>>>

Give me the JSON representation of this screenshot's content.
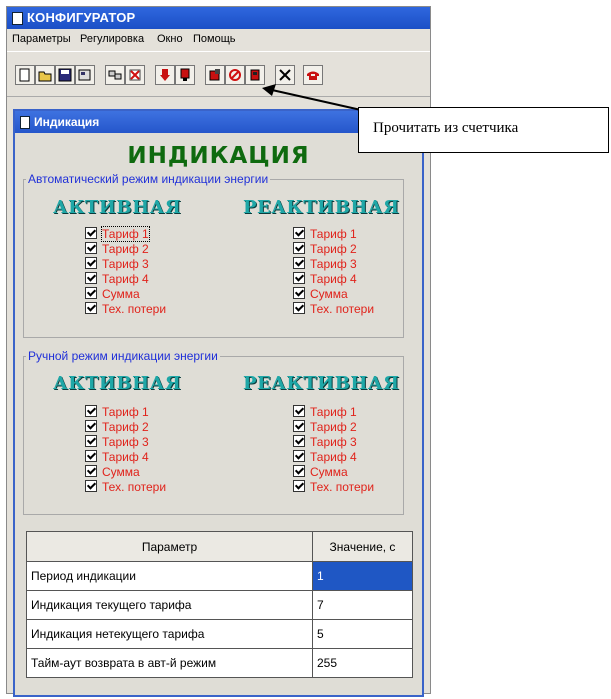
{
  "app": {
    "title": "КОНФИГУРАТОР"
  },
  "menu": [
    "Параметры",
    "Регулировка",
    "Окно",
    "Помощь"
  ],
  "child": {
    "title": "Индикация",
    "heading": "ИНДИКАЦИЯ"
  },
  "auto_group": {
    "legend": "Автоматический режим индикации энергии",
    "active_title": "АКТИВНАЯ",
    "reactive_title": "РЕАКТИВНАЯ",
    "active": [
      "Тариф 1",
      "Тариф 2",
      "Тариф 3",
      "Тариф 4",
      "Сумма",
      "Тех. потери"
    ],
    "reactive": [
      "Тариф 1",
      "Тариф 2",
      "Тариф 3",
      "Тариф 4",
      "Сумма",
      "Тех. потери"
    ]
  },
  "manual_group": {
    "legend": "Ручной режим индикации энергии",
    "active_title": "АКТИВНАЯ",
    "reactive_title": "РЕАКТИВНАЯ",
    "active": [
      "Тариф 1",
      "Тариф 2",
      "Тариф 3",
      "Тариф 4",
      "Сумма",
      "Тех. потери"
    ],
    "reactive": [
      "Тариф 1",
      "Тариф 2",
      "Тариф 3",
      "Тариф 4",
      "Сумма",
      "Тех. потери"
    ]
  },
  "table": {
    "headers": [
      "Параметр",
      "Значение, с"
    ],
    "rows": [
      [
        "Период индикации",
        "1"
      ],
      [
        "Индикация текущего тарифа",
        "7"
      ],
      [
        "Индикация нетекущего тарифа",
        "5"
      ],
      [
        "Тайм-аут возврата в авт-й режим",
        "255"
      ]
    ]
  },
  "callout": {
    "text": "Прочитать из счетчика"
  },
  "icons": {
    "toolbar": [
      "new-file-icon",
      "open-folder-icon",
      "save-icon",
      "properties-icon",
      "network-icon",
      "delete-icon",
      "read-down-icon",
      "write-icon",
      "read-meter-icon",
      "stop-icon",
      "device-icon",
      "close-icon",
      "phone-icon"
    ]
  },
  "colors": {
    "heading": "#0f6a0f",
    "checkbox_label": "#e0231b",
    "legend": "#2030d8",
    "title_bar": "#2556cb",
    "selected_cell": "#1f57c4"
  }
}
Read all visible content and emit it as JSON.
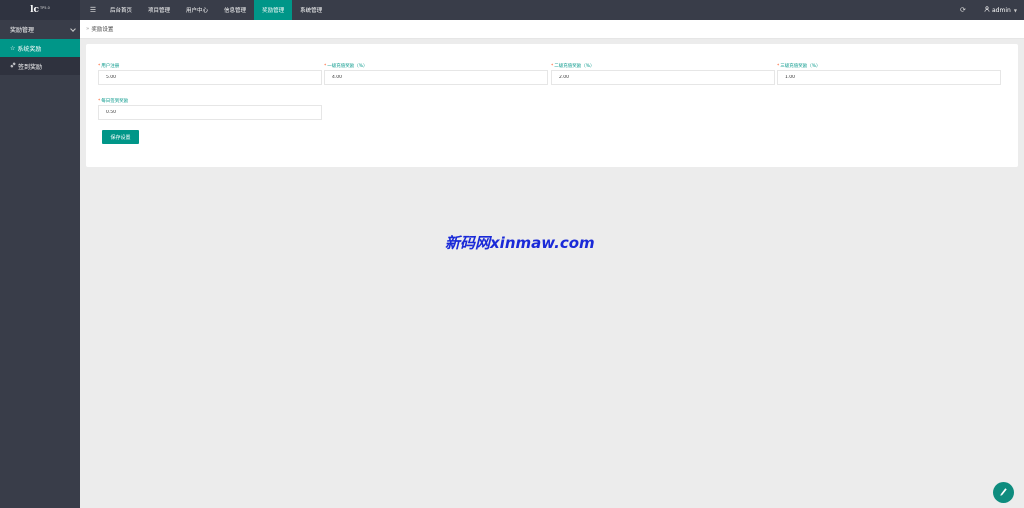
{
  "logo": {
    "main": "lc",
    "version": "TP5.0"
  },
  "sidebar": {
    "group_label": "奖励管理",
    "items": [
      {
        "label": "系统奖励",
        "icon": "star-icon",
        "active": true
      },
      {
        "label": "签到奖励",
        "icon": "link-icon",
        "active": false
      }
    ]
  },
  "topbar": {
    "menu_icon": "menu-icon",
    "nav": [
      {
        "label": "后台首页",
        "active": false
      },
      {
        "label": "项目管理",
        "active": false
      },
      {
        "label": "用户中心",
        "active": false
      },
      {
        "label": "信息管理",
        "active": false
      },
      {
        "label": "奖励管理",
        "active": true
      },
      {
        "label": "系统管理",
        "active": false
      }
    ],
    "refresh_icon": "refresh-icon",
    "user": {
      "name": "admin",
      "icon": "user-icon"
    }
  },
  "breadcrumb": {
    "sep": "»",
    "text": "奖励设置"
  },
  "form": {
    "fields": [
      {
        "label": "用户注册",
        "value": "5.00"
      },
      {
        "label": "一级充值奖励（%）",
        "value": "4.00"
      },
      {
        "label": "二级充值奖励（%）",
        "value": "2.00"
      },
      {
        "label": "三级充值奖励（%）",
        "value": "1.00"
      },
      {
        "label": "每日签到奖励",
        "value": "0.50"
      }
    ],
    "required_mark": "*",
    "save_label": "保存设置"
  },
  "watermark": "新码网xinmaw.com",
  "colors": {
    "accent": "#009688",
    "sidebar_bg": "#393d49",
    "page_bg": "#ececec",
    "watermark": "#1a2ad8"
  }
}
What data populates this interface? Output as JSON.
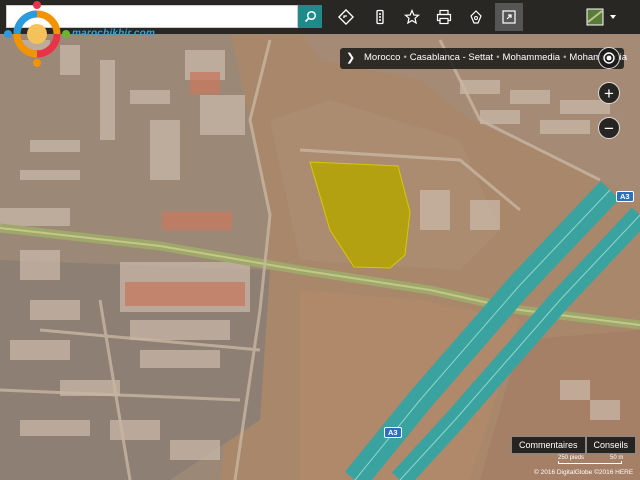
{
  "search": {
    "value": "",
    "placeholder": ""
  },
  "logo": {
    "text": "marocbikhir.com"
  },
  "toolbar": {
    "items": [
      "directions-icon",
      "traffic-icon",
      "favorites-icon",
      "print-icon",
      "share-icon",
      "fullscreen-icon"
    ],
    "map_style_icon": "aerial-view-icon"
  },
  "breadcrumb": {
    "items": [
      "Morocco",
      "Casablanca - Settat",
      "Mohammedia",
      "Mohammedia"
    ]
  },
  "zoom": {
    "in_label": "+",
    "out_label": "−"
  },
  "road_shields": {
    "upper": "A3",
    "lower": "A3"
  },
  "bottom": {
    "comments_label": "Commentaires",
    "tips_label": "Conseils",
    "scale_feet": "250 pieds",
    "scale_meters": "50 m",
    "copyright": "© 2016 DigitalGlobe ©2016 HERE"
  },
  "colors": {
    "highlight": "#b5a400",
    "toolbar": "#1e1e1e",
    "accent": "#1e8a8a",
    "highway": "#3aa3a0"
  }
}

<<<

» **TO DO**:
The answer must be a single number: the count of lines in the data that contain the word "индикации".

» **ANSWER**:
3